Three nominees 2016

The selection panel of the Václav Havel Human Rights Prize, comprising independent figures from the world of human rights and chaired by the President of the Council of Europe Parliamentary Assembly (PACE) Pedro Agramunt, drew up the shortlist of candidatures (in alphabetical order):

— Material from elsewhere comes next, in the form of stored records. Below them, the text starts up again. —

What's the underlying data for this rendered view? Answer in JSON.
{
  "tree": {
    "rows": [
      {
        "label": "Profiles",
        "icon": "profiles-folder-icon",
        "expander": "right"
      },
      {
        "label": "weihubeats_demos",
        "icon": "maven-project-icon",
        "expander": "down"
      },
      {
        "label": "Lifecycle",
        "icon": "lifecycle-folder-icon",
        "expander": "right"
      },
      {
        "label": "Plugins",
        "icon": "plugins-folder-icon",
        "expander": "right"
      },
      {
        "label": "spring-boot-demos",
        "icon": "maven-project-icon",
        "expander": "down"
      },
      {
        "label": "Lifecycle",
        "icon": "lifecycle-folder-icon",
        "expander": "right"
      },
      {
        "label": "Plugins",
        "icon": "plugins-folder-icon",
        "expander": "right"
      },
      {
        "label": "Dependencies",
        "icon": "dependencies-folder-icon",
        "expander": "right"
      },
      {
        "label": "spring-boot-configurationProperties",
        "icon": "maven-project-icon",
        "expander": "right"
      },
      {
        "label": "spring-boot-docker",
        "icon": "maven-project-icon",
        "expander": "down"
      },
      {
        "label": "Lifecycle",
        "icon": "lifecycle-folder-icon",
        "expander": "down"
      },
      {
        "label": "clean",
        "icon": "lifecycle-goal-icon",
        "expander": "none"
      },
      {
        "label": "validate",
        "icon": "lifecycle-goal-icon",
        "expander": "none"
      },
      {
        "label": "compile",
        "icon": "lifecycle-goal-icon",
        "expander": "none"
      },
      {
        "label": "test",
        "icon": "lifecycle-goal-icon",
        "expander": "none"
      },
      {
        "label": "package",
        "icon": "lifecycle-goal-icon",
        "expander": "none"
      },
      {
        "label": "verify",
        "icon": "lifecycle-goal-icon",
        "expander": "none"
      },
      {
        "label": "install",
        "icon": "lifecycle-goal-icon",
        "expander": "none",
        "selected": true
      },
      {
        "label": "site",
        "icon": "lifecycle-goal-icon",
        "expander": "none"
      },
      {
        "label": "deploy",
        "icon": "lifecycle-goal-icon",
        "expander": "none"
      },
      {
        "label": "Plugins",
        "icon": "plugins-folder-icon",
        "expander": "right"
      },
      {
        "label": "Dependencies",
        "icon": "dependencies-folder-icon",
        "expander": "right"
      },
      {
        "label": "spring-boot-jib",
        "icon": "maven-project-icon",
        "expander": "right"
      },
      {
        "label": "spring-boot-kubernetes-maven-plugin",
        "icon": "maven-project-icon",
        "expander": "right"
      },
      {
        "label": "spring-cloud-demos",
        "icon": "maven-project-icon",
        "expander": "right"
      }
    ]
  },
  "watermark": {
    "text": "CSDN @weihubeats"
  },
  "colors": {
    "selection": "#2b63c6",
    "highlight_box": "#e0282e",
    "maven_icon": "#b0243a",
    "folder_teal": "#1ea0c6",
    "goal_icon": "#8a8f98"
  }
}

  • Gordana Igrić A journalist from Serbia and an active defender of human rights and media freedom, she reported extensively on war crimes during the Balkan wars and set up the Balkan Investigative Reporting Network, BIRN. Through her work, she keeps the flame of freedom of speech alive and puts a spotlight on human rights abuses.
  • International Institute of Human Rights –  René Cassin Foundation Since 1969 the Institute has worked for the promotion of human rights and peace through teaching and research. It organises specialised training courses which contribute to the dissemination of the principles of democracy and the rule of law and to the extensive strengthening of guarantees for the protection of human rights, especially in conflict and/or post-conflict zones.
  • Nadia Murad A young, brave Yazidi woman, who managed to flee ISIS in northern Iraq. Today a human rights activist, she brings the plight of the Yazidi community, in particular the forced sexual enslavement and human trafficking of women and children captured by ISIS, to the forefront of international attention.   

Letters to Olga – essays written in prison, letter

„Once you’re here, however, whether you want to or not, you have to ask the question: does all of this have a meaning, and if so, what?… Ultimately, I can only find an answer – a positive answer – within myself, in my general faith in the meaning of things, in my hope. What, in fact, is man responsible to? What does he relate to? What is the final horizon of his actions, the absolute vanishing point of everything he does, the undeceivable “memory of Being”, the conscience of the world and the final “court of appeal”? What is the decisive standard of measurement, the background or the field of each of his existential experiences? And likewise, what is the most important witness or the secret sharer in his daily conversations with himself, the thing that – regardless of what situation he has been thrown into – he incessantly inquires after, depends upon, and toward which his actions are directed, the thing that, in its omniscience and incorruptibility, both haunts and saves him, the only thing he can trust in and strive for? “

Václav Havel:
Letters to Olga – essays written in prison, letter, August 7, 1980

What Price Human Rights?